Task goal
For every entry below, give it back exactly and leave out any image.

(Saved entries)
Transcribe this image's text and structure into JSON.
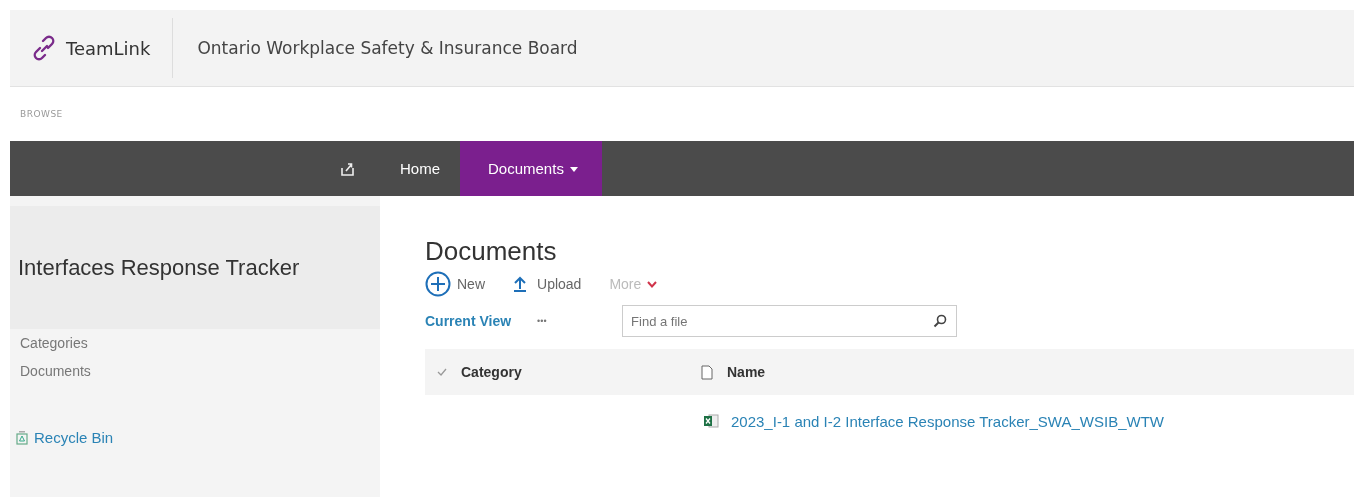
{
  "header": {
    "brand": "TeamLink",
    "site_title": "Ontario Workplace Safety & Insurance Board"
  },
  "ribbon": {
    "tab": "BROWSE"
  },
  "nav": {
    "tabs": [
      {
        "label": "Home",
        "selected": false,
        "dropdown": false
      },
      {
        "label": "Documents",
        "selected": true,
        "dropdown": true
      }
    ]
  },
  "sidebar": {
    "title": "Interfaces Response Tracker",
    "items": [
      {
        "label": "Categories"
      },
      {
        "label": "Documents"
      }
    ],
    "recycle_bin": "Recycle Bin"
  },
  "main": {
    "title": "Documents",
    "commands": [
      {
        "kind": "new",
        "label": "New",
        "disabled": false
      },
      {
        "kind": "upload",
        "label": "Upload",
        "disabled": false
      },
      {
        "kind": "more",
        "label": "More",
        "disabled": true
      }
    ],
    "view": "Current View",
    "view_more": "•••",
    "search": {
      "placeholder": "Find a file"
    },
    "table": {
      "columns": [
        {
          "kind": "check",
          "label": "Category"
        },
        {
          "kind": "file",
          "label": "Name"
        }
      ],
      "rows": [
        {
          "category": "",
          "name": "2023_I-1 and I-2 Interface Response Tracker_SWA_WSIB_WTW"
        }
      ]
    }
  }
}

Result
Transcribe this image's text and structure into JSON.
{
  "header": {
    "brand": "TeamLink",
    "site_title": "Ontario Workplace Safety & Insurance Board"
  },
  "ribbon": {
    "tab": "BROWSE"
  },
  "nav": {
    "tabs": [
      {
        "label": "Home",
        "selected": false,
        "dropdown": false
      },
      {
        "label": "Documents",
        "selected": true,
        "dropdown": true
      }
    ]
  },
  "sidebar": {
    "title": "Interfaces Response Tracker",
    "items": [
      {
        "label": "Categories"
      },
      {
        "label": "Documents"
      }
    ],
    "recycle_bin": "Recycle Bin"
  },
  "main": {
    "title": "Documents",
    "commands": [
      {
        "kind": "new",
        "label": "New",
        "disabled": false
      },
      {
        "kind": "upload",
        "label": "Upload",
        "disabled": false
      },
      {
        "kind": "more",
        "label": "More",
        "disabled": true
      }
    ],
    "view": "Current View",
    "view_more": "•••",
    "search": {
      "placeholder": "Find a file"
    },
    "table": {
      "columns": [
        {
          "kind": "check",
          "label": "Category"
        },
        {
          "kind": "file",
          "label": "Name"
        }
      ],
      "rows": [
        {
          "category": "",
          "name": "2023_I-1 and I-2 Interface Response Tracker_SWA_WSIB_WTW"
        }
      ]
    }
  }
}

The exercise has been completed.